I so wanted to love Prometheus, from the first chilling trailer. I was too young to get into the Alien movies when they came out, so I never really caught on to that mythos even though I respected its place in pop culture. With this obvious prequel (much as Fox and Ridley Scott tried to throw us off the scent) coming to theaters, I thought that I would finally join this club. What I walked away with was not a new addition to my favorite/endlessly rewatchable movies list, but instead a cinematic experience that I could appreciate piece-by-piece if not as a whole. One of those pieces being the superb performances, led by Michael Fassbender as Weyland Corporation android David.
The consensus among critics (with which I unfortunately have to agree) seems to be that Prometheus was wonderfully ambitious in setting up the film’s world — with TED talks and other viral marketing — and its specific questions about where we came from, but when it attempts to fill in those blanks, it stumbles. But oh, that worldbuilding. One of the enduring archetypes of Scott’s movies, Alien and otherwise, has been the android, the synthetic human attempting to blend in with the humans or setting himself apart entirely.

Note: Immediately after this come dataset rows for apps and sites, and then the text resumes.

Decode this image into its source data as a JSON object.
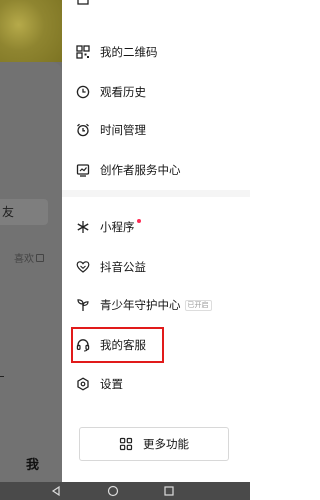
{
  "left": {
    "friend_label": "友",
    "likes_label": "喜欢",
    "tab_me": "我"
  },
  "drawer": {
    "items": [
      {
        "label": "我的二维码",
        "icon": "qr-code-icon"
      },
      {
        "label": "观看历史",
        "icon": "clock-icon"
      },
      {
        "label": "时间管理",
        "icon": "alarm-clock-icon"
      },
      {
        "label": "创作者服务中心",
        "icon": "chart-icon"
      },
      {
        "label": "小程序",
        "icon": "asterisk-icon"
      },
      {
        "label": "抖音公益",
        "icon": "heart-hands-icon"
      },
      {
        "label": "青少年守护中心",
        "icon": "sprout-icon",
        "badge": "已开启"
      },
      {
        "label": "我的客服",
        "icon": "headset-icon"
      },
      {
        "label": "设置",
        "icon": "settings-icon"
      }
    ],
    "more_label": "更多功能"
  },
  "colors": {
    "highlight": "#e11a1a",
    "dot": "#fe2c55"
  }
}
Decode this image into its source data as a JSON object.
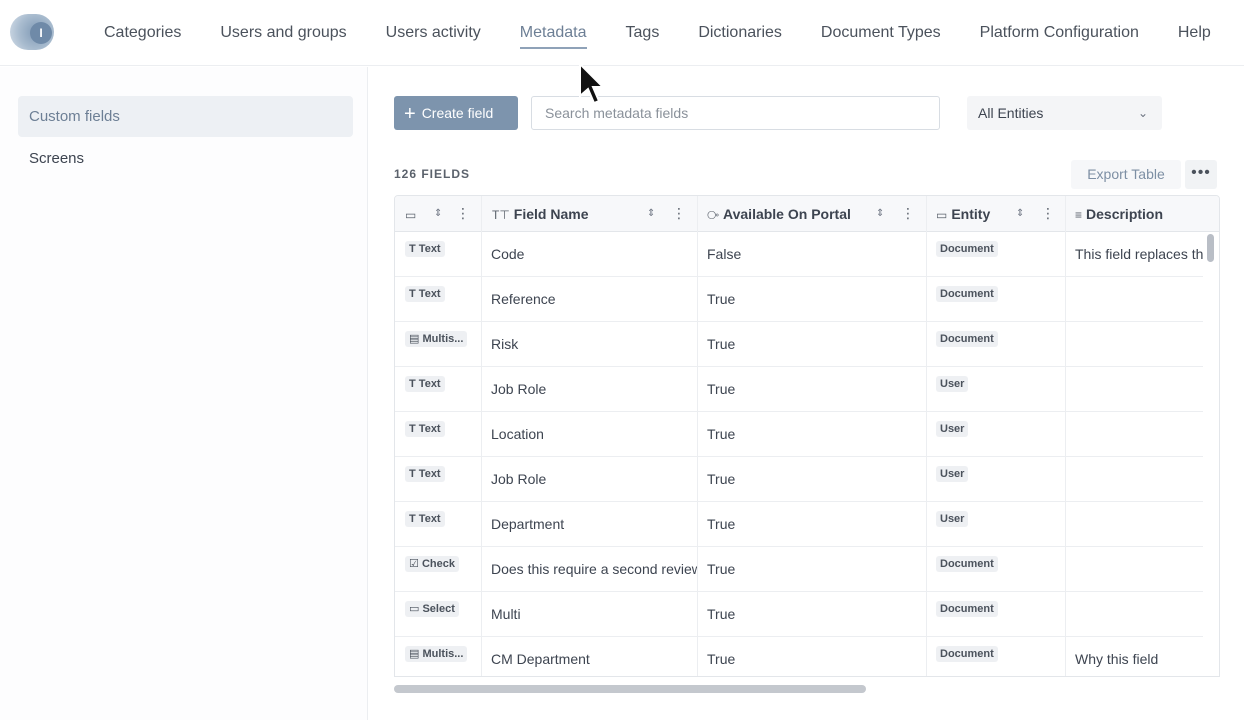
{
  "nav": {
    "logo_letter": "I",
    "items": [
      "Categories",
      "Users and groups",
      "Users activity",
      "Metadata",
      "Tags",
      "Dictionaries",
      "Document Types",
      "Platform Configuration",
      "Help"
    ],
    "active": "Metadata"
  },
  "sidebar": {
    "items": [
      {
        "label": "Custom fields",
        "active": true
      },
      {
        "label": "Screens",
        "active": false
      }
    ]
  },
  "toolbar": {
    "create_label": "Create field",
    "search_placeholder": "Search metadata fields",
    "entity_select": "All Entities"
  },
  "table_meta": {
    "count_label": "126 FIELDS",
    "export_label": "Export Table",
    "more_label": "•••"
  },
  "columns": [
    {
      "label": "",
      "icon": "tag-icon"
    },
    {
      "label": "Field Name",
      "icon": "text-type-icon"
    },
    {
      "label": "Available On Portal",
      "icon": "toggle-icon"
    },
    {
      "label": "Entity",
      "icon": "tag-icon"
    },
    {
      "label": "Description",
      "icon": "align-left-icon"
    }
  ],
  "rows": [
    {
      "type": "Text",
      "type_icon": "T",
      "name": "Code",
      "portal": "False",
      "entity": "Document",
      "description": "This field replaces th"
    },
    {
      "type": "Text",
      "type_icon": "T",
      "name": "Reference",
      "portal": "True",
      "entity": "Document",
      "description": ""
    },
    {
      "type": "Multis...",
      "type_icon": "▤",
      "name": "Risk",
      "portal": "True",
      "entity": "Document",
      "description": ""
    },
    {
      "type": "Text",
      "type_icon": "T",
      "name": "Job Role",
      "portal": "True",
      "entity": "User",
      "description": ""
    },
    {
      "type": "Text",
      "type_icon": "T",
      "name": "Location",
      "portal": "True",
      "entity": "User",
      "description": ""
    },
    {
      "type": "Text",
      "type_icon": "T",
      "name": "Job Role",
      "portal": "True",
      "entity": "User",
      "description": ""
    },
    {
      "type": "Text",
      "type_icon": "T",
      "name": "Department",
      "portal": "True",
      "entity": "User",
      "description": ""
    },
    {
      "type": "Check",
      "type_icon": "☑",
      "name": "Does this require a second review",
      "portal": "True",
      "entity": "Document",
      "description": ""
    },
    {
      "type": "Select",
      "type_icon": "▭",
      "name": "Multi",
      "portal": "True",
      "entity": "Document",
      "description": ""
    },
    {
      "type": "Multis...",
      "type_icon": "▤",
      "name": "CM Department",
      "portal": "True",
      "entity": "Document",
      "description": "Why this field"
    }
  ]
}
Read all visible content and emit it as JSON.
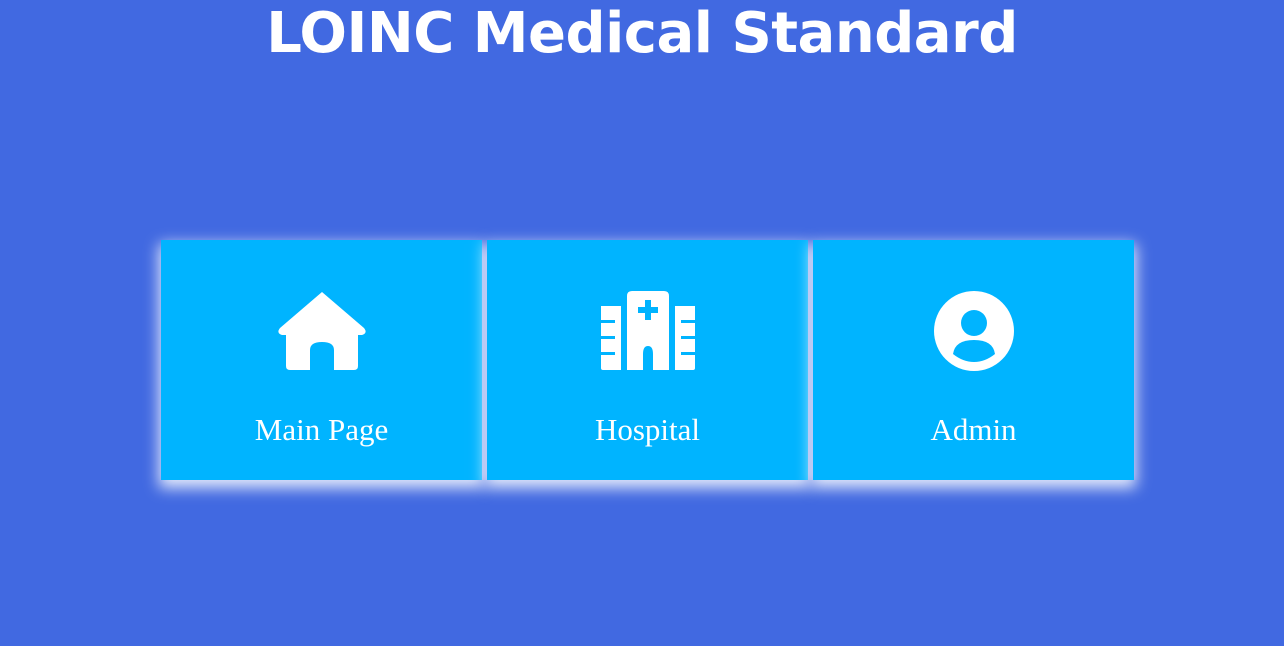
{
  "header": {
    "title": "LOINC Medical Standard"
  },
  "colors": {
    "background": "#4169e1",
    "card": "#00b4ff",
    "text": "#ffffff"
  },
  "cards": [
    {
      "label": "Main Page",
      "icon": "home-icon"
    },
    {
      "label": "Hospital",
      "icon": "hospital-icon"
    },
    {
      "label": "Admin",
      "icon": "user-circle-icon"
    }
  ]
}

One of Alien‘s biggest twists was the reveal that crewmember Ash was actually a robot; I read an essay earlier this week that credits the movie with managing to distract us enough with, you know, the facehuggers and chest-bursters that we never even thought about whether this universe included androids. By the time we get to Prometheus, Weyland and David aren’t trying to fool anyone. Consider this brilliant piece of viral marketing that introduces us to the ship’s strange butler and caretaker:
In his pseudo-interview, David says, “I can carry out directives that my human counterparts might find… distressing, or unethical.” It’s that slight pause that raises your hackles and has you thinking that David’s actions may not always be in humans’ best interests.
At the same time, you want to level with him because he’s the first character we meet, and because Fassbender infuses him with such ardent longing to be human. We witness David tending the Prometheus while the humans are frozen in cryogenesis: He plays basketball in an obvious allusion to Alien Resurrection, reads the humans’ dreams like you would a book, and models his appearance and diction off Peter O’Toole‘s iconic cinematic character T.E. Lawrence from Lawrence in Arabia. (Fassbender has said that he also took inspiration from the Lawrence character, as well as David Bowie.)